Okay Ace, you're mistaking "tile maps", with fast sprite drawing. You may have tons of experience, but I'm hardly an noob with this stuff either. I've been making "tile" based games for over 30 years now, and lots of professional, well known titles for 25 years.
Let me first tell you the problem with what ""GameMaker"" calls tiles. first, they aren't actually tiles. They are sub-textures of any size and shape, and every one has their own UV coordinates. What does this mean? Well, if you draw a a level, then decide to resize your tiles - well you can't, or rather you can't without vast amounts of work. Lets say you have art assets that don't follow the techblog on dynamically scaling tiles - but that's okay, because when you started, you decided you aren't going to scale, but wait... this little section of the game would be SOOO much better if you could just zoom in a little as it was playing. Well too bad, everything is baked directly into the art assets and you can't easily change them.
There are so many things wrong with the current tile system, it's hard to know where to start fixing it, but actually... it needs thrown away and started again. Doing so means you could suddenly change the size of your tilemap from 16x16 to 32x32, and level would just scale - properly. It means you would never have to worry about dynamic scaling of things, because we could do this automatically for you, allowing you to zoom in and out of a level freely, without glitching, but most of all.... it means we can speed the whole rendering of a single depth up to ridiculous proportions using a tilemap shader. This means for a single depth of tiles, we'd draw just 2 triangles (probably), and no matter how much you zoom in/out, it would never slow down. This is something that's impossible with the current system, as the more you show.... the more we have to submit to the graphics card and draw. We can also start doing "free" tile animation, colours per tile, 90 degree rotation and flipping - all for free (or very close to it). it also means you can start adding multiple playfields, again with virtually no slowdown. But only if we throw away what we currently have and start again.
And that's just for what SHOULD be called "tiles".
Does this mean we're going to suddenly stop letting you just place "sprites" in the level? No...of course not. Our plan is to introduce a very lightweight sprite type, but one that is bound by normal sprite rules, not one that stores UV coordinates directly in the project file, making it much simpler to change sprites regardless of size or shape. We can then bundle these using some kind of space aware storage - be that grids or BSPs, and this would allow us to render the very quickly - and in nice batches.

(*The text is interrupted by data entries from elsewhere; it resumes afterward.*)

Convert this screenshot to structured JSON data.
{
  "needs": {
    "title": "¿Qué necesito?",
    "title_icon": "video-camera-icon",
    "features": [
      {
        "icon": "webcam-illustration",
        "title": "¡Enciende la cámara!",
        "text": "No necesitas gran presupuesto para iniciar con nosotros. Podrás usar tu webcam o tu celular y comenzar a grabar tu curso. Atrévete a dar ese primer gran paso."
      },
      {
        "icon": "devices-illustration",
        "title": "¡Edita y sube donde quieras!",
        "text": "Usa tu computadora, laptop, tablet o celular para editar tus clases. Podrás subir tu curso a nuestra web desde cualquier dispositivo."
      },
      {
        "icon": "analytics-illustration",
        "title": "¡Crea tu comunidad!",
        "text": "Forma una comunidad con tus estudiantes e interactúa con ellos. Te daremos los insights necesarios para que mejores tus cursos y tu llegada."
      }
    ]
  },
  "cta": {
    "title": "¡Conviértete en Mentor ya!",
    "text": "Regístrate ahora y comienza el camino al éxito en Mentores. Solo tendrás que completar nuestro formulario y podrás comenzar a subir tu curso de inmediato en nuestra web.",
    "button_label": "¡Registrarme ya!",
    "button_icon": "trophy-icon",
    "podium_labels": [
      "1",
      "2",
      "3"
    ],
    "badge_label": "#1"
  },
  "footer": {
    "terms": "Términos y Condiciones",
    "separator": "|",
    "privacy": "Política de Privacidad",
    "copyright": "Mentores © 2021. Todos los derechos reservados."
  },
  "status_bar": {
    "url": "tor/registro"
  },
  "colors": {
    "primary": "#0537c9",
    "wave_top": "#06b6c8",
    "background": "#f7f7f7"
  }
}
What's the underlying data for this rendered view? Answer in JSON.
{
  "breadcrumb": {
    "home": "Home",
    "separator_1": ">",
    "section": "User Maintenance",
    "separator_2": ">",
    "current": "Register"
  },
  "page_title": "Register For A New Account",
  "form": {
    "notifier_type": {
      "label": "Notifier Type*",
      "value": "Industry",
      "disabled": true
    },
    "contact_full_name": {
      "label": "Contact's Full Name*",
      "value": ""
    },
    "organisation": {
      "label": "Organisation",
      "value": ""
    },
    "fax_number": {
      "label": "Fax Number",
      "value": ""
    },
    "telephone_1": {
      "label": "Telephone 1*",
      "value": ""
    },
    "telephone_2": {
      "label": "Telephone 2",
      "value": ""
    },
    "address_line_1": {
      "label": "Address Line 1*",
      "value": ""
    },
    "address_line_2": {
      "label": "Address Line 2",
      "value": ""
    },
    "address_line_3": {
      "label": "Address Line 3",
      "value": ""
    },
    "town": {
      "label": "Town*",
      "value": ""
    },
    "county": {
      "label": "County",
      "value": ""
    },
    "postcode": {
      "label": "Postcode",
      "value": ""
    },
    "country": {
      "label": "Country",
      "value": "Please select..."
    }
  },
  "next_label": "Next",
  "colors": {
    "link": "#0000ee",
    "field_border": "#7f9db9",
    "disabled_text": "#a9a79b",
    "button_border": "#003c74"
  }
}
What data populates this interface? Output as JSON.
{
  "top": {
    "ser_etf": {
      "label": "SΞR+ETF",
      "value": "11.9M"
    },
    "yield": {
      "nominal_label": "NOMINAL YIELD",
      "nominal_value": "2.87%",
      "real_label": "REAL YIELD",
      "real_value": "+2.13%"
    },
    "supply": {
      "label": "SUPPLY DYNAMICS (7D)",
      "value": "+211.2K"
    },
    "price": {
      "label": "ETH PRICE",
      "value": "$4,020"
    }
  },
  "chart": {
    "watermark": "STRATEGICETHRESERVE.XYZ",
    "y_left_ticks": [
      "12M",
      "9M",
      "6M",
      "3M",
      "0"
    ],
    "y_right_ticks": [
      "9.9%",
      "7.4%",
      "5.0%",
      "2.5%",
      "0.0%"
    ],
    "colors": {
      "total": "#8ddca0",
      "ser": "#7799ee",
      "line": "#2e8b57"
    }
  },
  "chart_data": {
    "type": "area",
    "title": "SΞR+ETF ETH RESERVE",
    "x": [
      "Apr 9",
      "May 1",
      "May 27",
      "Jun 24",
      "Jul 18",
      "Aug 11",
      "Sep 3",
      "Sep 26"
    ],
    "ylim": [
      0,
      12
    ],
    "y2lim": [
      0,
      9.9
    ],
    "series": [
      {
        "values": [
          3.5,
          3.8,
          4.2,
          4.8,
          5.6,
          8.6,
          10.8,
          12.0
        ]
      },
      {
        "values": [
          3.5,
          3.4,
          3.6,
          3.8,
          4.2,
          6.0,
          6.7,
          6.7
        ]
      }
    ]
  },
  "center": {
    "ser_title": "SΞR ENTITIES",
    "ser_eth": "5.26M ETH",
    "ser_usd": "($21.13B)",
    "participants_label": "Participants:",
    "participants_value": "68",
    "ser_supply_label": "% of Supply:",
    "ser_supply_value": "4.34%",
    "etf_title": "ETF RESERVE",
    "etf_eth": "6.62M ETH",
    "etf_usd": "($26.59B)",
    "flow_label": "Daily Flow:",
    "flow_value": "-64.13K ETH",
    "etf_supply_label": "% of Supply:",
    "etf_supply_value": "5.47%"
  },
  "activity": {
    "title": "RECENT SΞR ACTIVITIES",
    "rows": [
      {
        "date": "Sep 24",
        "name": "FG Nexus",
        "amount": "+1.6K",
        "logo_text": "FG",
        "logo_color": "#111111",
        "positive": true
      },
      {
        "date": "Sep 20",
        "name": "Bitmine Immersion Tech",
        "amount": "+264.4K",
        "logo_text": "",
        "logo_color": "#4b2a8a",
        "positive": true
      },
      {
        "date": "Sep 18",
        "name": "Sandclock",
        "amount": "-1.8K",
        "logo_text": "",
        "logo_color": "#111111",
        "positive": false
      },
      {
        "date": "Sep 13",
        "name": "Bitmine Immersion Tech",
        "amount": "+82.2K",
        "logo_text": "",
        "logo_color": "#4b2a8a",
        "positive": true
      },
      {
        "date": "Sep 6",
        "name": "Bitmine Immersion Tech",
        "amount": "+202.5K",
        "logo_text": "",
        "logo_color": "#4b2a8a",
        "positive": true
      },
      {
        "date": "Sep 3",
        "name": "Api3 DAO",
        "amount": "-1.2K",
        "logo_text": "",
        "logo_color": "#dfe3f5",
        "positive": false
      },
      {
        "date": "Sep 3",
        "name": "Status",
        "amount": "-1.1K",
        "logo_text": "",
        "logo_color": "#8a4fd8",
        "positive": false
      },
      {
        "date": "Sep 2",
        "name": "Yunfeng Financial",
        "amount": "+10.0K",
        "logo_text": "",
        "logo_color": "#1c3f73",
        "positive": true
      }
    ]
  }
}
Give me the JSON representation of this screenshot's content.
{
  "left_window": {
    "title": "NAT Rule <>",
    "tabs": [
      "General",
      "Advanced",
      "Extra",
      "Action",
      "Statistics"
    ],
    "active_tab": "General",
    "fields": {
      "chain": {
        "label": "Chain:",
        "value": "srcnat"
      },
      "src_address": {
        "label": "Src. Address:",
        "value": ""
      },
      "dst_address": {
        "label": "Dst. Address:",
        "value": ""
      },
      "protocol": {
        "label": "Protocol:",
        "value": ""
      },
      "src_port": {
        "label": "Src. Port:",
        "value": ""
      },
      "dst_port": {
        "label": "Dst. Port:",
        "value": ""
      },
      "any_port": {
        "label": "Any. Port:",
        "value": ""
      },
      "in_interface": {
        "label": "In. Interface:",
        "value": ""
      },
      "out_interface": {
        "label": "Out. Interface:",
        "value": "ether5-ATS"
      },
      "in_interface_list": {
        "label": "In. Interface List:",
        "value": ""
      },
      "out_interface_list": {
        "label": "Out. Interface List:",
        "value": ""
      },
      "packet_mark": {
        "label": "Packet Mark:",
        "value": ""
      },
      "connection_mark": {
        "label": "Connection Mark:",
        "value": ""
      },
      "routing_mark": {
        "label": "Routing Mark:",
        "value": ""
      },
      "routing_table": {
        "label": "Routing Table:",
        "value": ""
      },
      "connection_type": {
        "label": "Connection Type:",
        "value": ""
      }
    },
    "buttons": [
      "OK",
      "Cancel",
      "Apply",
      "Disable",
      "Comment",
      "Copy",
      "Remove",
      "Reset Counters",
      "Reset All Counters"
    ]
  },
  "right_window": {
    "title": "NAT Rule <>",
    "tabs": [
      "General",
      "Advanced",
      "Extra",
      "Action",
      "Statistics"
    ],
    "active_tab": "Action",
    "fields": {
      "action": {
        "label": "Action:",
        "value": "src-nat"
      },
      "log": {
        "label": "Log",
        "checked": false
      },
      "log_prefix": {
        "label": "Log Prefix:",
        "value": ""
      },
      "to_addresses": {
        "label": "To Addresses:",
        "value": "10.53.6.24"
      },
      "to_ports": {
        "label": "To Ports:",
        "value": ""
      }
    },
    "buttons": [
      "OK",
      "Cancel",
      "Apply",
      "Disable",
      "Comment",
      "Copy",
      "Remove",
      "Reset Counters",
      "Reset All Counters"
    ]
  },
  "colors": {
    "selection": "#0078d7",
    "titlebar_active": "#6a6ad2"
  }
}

The other advantage of using proper tile maps - where they are regular grids, is that we could now let you collide with them quickly, speeding up world collision systems. Placing pick ups in the world map means you no longer have to try and collide with almost every object in the world, you just check the map cell your on. You could put flags into a grid that match the level, allowing you to deal with doors, locks, traps - all of which would easily map directly into a tile without any vast amounts of effort.
So what do you lose in all this...... Well, you'll no longer be able to pick a random section of a background as an image, you'll need to make that a sprite, but once you've done that, you can add it to the level just as easily as you have before - in fact more so, because the plan is to allow you to add an image/text etc. without the need of creating an object, and GameMaker will manage them for you, making them VERY cheap storage wise.
Out room editor will of course be rewritten from scratch, and it'll be much more in tune with what modern users need/require. Layers, easy painting/filling of tiles and adding of sprites, not to mention user flags and custom triggers and animations - and I certainly don't consider Unity's 2D system a threat in any way to what we're planning.
So please... enough with the dramatics. Like you, we've been doing this long enough to know what you'll probably need, and we WILL be able to add to this in the future if other stuff comes up, but to do so, we need a solid base - and with the current system, we just don't have that. In fact, it sucks so much I'm amazed anyone has managed to keep working with it. The IDE rewrite will update things so that it all works not only as expected - but better.